U.S. Representative Tom Emmer wants to boost crypto companies which may be impacted by state-level money transmission laws with a bill aimed at creating exceptions for firms which do not store any coins.
House Resolution 528, which aims “to provide a safe harbor from licensing and registration for certain non-controlling blockchain developers and providers of blockchain services,” would allow companies which use or trade cryptocurrencies but do not hold users’ coins to be exempt from money transmission laws if passed.
The bill is identical to one Emmer introduced last year with the 115th Congress, though there are a few key differences which may ensure its passage through the House – or at least give it a boost.

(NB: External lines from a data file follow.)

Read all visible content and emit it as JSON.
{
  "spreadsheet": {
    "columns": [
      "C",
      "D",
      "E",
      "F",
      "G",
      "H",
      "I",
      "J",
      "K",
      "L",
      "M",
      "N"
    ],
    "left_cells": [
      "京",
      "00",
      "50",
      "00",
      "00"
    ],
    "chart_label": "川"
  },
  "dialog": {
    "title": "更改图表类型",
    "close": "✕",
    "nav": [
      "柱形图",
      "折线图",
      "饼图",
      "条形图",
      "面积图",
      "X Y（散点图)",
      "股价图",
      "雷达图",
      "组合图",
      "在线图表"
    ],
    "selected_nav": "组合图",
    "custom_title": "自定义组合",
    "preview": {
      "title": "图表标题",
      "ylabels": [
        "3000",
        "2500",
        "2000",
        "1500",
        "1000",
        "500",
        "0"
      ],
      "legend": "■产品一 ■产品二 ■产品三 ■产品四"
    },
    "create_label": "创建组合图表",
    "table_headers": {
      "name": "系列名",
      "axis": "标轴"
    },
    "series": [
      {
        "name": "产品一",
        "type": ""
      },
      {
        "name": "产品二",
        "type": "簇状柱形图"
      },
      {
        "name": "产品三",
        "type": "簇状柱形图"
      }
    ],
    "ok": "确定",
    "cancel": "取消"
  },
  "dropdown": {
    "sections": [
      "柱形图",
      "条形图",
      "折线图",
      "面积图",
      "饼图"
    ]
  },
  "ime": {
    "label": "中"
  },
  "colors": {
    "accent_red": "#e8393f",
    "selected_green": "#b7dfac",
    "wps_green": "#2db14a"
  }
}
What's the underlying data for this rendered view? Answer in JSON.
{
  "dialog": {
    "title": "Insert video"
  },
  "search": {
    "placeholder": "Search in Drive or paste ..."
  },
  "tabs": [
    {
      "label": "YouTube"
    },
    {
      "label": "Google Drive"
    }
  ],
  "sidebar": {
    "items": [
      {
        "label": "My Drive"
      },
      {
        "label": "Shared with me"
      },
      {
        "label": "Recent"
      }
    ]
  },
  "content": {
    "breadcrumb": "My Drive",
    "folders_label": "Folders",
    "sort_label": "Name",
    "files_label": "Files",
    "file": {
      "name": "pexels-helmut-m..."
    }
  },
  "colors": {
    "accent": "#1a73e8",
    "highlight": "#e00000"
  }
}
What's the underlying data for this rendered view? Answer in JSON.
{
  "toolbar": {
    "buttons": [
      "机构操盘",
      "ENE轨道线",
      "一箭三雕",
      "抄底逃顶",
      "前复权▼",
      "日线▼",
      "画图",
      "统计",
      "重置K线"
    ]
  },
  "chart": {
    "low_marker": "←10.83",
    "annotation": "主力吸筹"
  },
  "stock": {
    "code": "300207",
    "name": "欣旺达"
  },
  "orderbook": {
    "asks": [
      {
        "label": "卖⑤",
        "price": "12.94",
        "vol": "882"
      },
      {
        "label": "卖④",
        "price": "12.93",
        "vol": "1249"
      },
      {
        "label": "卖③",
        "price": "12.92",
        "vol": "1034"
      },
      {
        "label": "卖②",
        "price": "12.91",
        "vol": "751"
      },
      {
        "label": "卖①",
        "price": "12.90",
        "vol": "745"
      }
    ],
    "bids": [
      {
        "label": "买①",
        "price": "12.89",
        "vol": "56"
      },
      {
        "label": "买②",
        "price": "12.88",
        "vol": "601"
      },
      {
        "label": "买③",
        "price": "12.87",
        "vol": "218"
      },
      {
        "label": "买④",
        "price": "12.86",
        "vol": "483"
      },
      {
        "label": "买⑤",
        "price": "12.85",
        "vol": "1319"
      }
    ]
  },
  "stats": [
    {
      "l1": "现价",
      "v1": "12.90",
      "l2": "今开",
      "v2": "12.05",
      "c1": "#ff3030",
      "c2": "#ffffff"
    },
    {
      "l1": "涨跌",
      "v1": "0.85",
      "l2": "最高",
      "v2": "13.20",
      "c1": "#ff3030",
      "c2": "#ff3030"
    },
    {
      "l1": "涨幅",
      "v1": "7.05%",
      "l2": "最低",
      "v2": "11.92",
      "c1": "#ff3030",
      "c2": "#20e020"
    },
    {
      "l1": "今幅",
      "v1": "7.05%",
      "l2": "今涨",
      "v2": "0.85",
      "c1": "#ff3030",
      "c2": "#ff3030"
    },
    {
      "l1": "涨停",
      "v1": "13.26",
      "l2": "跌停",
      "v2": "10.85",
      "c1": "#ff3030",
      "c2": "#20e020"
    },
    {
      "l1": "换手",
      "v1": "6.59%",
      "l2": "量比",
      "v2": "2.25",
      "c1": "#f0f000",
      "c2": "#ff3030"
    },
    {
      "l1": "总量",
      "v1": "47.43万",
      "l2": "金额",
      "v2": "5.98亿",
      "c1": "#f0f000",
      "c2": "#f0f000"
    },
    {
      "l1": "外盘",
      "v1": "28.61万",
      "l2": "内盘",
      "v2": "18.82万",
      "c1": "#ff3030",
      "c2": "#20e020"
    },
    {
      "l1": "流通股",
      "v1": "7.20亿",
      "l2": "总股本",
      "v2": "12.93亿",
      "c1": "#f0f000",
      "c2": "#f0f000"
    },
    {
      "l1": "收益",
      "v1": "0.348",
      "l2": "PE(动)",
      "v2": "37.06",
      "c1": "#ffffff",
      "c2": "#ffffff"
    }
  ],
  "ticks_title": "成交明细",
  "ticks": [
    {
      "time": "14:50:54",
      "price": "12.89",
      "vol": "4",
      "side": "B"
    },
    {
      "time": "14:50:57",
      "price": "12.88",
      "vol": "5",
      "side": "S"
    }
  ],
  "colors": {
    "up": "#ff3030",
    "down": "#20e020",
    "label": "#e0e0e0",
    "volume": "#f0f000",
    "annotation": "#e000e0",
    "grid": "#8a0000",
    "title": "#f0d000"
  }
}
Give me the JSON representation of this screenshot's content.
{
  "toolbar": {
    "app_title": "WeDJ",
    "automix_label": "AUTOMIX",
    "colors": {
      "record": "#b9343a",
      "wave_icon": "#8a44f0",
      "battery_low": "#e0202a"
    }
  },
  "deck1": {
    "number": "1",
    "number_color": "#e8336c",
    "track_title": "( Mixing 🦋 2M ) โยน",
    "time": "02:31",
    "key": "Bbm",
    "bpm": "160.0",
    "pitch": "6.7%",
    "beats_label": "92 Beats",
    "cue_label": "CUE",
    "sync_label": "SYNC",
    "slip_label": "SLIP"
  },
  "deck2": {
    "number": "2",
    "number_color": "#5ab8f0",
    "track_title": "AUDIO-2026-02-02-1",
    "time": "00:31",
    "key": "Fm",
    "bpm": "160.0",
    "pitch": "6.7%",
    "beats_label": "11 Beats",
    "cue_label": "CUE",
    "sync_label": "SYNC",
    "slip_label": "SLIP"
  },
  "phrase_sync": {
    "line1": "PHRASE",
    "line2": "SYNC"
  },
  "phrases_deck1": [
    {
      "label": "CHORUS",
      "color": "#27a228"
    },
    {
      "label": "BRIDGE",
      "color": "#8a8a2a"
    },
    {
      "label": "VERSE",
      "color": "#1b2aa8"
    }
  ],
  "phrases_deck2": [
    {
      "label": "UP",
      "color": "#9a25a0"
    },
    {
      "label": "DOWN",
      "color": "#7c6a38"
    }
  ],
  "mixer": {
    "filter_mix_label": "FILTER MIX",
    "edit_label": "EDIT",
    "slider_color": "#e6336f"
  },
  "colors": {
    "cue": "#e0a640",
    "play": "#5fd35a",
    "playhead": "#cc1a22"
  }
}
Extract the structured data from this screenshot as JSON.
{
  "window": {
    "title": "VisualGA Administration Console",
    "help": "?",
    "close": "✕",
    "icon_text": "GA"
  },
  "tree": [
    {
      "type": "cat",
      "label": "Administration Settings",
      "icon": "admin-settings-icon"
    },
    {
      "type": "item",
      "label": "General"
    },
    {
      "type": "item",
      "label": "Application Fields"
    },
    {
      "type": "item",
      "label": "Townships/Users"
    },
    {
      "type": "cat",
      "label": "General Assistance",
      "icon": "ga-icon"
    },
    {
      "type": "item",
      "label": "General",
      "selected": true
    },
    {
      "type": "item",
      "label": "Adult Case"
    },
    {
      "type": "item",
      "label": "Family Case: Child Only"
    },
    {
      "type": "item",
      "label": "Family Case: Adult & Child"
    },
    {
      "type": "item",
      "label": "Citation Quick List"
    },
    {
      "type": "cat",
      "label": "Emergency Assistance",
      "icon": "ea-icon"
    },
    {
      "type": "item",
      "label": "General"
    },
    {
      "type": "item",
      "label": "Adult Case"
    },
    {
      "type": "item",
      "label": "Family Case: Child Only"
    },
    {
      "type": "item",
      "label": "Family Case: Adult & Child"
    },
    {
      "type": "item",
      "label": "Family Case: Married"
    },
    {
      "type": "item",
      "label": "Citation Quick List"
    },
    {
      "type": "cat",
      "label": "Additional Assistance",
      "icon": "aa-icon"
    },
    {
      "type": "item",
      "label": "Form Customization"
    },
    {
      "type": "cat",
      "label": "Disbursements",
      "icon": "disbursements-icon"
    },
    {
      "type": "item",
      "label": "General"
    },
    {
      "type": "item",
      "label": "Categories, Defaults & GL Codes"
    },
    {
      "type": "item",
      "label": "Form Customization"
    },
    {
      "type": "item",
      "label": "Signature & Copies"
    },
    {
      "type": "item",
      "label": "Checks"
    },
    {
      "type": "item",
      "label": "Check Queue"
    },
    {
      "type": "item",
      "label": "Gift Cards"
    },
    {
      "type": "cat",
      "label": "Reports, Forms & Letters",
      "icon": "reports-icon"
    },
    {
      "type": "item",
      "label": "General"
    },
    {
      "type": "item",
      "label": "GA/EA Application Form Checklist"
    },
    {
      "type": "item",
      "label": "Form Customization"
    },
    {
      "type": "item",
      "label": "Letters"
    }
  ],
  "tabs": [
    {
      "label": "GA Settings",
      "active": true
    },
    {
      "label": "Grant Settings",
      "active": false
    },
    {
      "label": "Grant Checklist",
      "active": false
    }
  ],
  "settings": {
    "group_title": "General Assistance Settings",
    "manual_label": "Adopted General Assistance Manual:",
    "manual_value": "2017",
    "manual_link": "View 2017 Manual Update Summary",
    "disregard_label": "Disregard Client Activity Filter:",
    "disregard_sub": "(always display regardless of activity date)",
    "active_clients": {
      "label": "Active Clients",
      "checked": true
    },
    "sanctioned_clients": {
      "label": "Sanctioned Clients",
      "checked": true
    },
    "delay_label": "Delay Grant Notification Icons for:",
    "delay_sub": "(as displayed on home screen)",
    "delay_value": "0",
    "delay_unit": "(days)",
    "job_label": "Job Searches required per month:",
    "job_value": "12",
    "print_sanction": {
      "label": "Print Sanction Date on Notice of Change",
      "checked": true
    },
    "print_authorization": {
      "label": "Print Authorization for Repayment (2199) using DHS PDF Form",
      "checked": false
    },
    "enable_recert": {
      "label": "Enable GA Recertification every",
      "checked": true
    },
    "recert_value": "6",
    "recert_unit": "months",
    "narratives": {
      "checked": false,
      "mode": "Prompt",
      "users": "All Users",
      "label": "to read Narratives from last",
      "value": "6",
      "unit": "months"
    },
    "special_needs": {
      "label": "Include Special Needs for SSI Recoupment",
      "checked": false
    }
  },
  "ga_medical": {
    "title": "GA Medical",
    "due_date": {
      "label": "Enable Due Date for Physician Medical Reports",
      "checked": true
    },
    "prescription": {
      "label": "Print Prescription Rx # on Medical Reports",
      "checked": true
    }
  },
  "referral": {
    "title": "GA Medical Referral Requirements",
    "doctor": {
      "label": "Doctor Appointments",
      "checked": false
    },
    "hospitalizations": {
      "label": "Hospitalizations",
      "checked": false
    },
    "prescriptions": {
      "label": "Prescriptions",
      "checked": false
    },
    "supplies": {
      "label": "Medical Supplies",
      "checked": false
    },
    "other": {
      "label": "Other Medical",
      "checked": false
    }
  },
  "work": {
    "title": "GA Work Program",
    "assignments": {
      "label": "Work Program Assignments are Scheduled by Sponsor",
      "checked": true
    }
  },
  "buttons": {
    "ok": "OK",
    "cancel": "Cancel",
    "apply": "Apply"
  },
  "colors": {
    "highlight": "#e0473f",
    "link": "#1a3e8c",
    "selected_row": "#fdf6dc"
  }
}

The first is that unlike its previous iteration, the bill now has bipartisan support, a spokesperson for the Congressman told CoinDesk.
Representative Darren Soto, a Democrat, is now listed as a co-sponsor for the bill.
Further, “this time around, this bill … will be referred to the Financial Services committee which Congressman Emmer sits on, and we intend to see the House take up the measure,” the spokesperson added.
D.C. advocacy group Coin Center noted previously that “state money transmission licensing laws are broadly drafted and carry harsh penalties for failure to comply,” after the bill was last introduced.
The key issue is that “only custodians present a risk of loss that would be sensibly addressed through licensing,” the group wrote at the time.
Through a spokesperson, Coin Center executive director Jerry Brito told CoinDesk that he hopes the bill will move through Congress, “even though the Hill is focused on other priorities at the moment,” adding:
“We worked closely with Rep. Emmer and his staff to develop this bill last year and we’re very happy to see it reintroduced in this new Congress with bipartisan support.”
According to congress.gov, the bill has been referred to the Judiciary committee as well as the Financial Services committee, and each group will consider the provisions of the bill relevant to their mandates.
Tom Emmer image via Al Mueller / Shutterstock
Let’s block ads! (Why?)